When one or both partners begin to feel dissatisfied with the marriage, then it is important for those feelings to be addressed. If the spouses’ talking-out the causes of the unhappiness or dissatisfaction does not seem to resolve the problem(s), then enlisting the help of a professional may be beneficial. While it might feel pointless or hopeless to try to further work on the lack of meaningful connection at this point, it is worth noting that if the partners can look back and remember good times, then, according to Susan Heitler Ph.D., the marriage, or other committed relationship, can be saved and strengthened.

Importantly, the American Association for Marriage and Family Therapy reports that most couples who have attended marriage counseling report high levels of satisfaction with the process. While marriage counseling requires each partner to work on himself or herself (rather than just blame the other spouse, and wish for his or her change), the end result can be the satisfaction, fulfillment, and happiness that flow from a happy, healthy marriage. Given as much marriage counseling is often worth doing, for those spouses who have not already given-up on their marriage.

Previously, I wrote about When to Consider Divorce (part 1), and noted that “[m]arriages are worth fighting for when they support us and our spouses…. If the spouses are committed enough to address [their] issues, then the marriage is worth fighting for.” You will find a discussion of some bad omens for a marriage in that earlier writing, so you might want to check it out.

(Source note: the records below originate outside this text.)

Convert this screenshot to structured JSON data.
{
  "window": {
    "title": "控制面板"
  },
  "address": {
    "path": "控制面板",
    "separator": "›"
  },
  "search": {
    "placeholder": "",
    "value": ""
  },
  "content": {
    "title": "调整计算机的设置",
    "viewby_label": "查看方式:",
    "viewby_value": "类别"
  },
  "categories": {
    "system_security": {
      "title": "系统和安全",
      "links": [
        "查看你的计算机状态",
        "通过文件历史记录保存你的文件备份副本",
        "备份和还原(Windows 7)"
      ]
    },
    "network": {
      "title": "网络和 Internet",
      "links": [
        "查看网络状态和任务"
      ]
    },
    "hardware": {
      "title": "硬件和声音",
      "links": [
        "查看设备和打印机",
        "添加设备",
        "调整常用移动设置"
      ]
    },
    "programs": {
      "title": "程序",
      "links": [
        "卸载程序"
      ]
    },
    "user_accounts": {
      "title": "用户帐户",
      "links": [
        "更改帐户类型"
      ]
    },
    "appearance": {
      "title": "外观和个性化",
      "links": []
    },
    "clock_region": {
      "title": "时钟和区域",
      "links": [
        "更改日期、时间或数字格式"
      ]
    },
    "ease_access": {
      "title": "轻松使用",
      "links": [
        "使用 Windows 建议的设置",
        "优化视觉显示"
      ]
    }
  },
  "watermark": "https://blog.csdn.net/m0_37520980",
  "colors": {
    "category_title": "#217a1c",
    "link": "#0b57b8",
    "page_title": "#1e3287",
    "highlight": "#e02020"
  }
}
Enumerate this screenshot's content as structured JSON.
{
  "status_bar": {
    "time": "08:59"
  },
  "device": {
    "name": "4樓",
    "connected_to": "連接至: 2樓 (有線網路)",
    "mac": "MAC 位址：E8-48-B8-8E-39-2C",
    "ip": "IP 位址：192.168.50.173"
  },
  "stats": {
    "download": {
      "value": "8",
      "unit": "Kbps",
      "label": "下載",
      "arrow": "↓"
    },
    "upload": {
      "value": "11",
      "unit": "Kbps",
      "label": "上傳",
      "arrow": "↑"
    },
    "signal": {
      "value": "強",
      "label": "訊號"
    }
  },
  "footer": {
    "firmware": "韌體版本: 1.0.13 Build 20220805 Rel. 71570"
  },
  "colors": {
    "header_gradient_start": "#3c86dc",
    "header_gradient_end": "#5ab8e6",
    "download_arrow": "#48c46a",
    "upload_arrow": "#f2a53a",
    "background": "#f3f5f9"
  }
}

1 It is also true that happy people tend to attract the types of partners with whom they might build a long-term, satisfying relationship

2 Abuse is not always physical; and, other forms of abuse can be just as damaging, or more so, than physical abuse is.

Copyright © 2024 Heiman Law Firm. All Rights Reserved. Website by Butler I. T. and Higher ADvantage